## About this exercise
Lines holding the string "glyph" are the ones to copy; find them all in the data.

======== Records provided

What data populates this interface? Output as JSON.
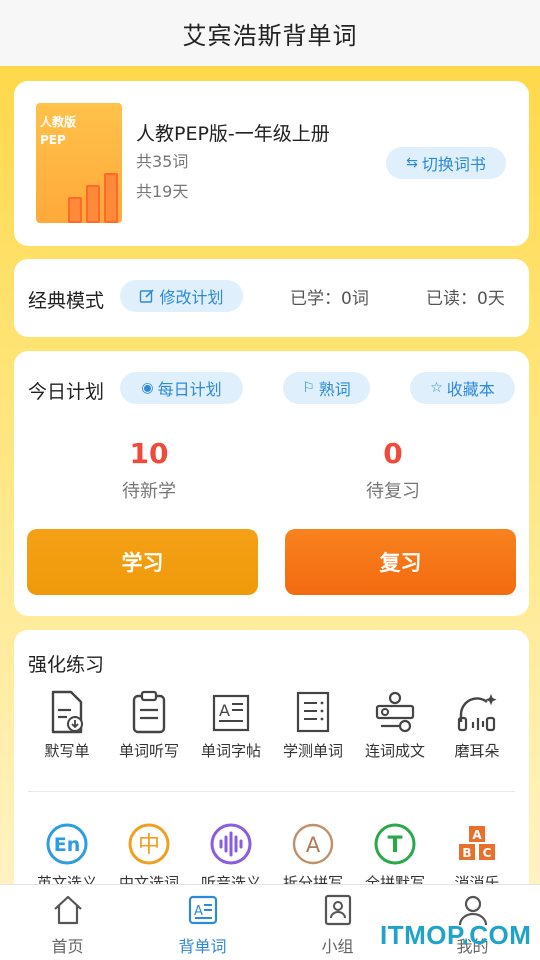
{
  "header": {
    "title": "艾宾浩斯背单词"
  },
  "book": {
    "cover_line1": "人教版",
    "cover_line2": "PEP",
    "title": "人教PEP版-一年级上册",
    "word_count": "共35词",
    "day_count": "共19天",
    "switch_label": "切换词书",
    "switch_icon": "swap-icon"
  },
  "mode": {
    "label": "经典模式",
    "edit_label": "修改计划",
    "learned": "已学：0词",
    "read": "已读：0天"
  },
  "plan": {
    "label": "今日计划",
    "daily_label": "每日计划",
    "familiar_label": "熟词",
    "favorites_label": "收藏本",
    "new_count": "10",
    "new_label": "待新学",
    "review_count": "0",
    "review_label": "待复习",
    "study_button": "学习",
    "review_button": "复习"
  },
  "practice": {
    "label": "强化练习",
    "row1": [
      {
        "label": "默写单",
        "icon": "document-download-icon"
      },
      {
        "label": "单词听写",
        "icon": "clipboard-icon"
      },
      {
        "label": "单词字帖",
        "icon": "copybook-icon"
      },
      {
        "label": "学测单词",
        "icon": "test-paper-icon"
      },
      {
        "label": "连词成文",
        "icon": "connect-words-icon"
      },
      {
        "label": "磨耳朵",
        "icon": "headphones-icon"
      }
    ],
    "row2": [
      {
        "label": "英文选义",
        "glyph": "En",
        "color": "#2d9ce0"
      },
      {
        "label": "中文选词",
        "glyph": "中",
        "color": "#f0a020"
      },
      {
        "label": "听音选义",
        "glyph": "",
        "color": "#8a5ce0"
      },
      {
        "label": "拆分拼写",
        "glyph": "A",
        "color": "#c0906a"
      },
      {
        "label": "全拼默写",
        "glyph": "T",
        "color": "#2aa84a"
      },
      {
        "label": "消消乐",
        "glyph": "ABC",
        "color": "#e8702a"
      }
    ]
  },
  "nav": {
    "items": [
      {
        "label": "首页",
        "icon": "home-icon"
      },
      {
        "label": "背单词",
        "icon": "word-book-icon"
      },
      {
        "label": "小组",
        "icon": "group-card-icon"
      },
      {
        "label": "我的",
        "icon": "profile-icon"
      }
    ],
    "active_index": 1
  },
  "watermark": "ITMOP.COM",
  "colors": {
    "accent_blue": "#2d8ad8",
    "accent_red": "#ef4a3a",
    "study_orange": "#f09a0a",
    "review_orange": "#f46a10",
    "background_yellow": "#ffd84a"
  }
}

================

## Task result
        "glyph": "En",
        "glyph": "中",
        "glyph": "",
        "glyph": "A",
        "glyph": "T",
        "glyph": "ABC",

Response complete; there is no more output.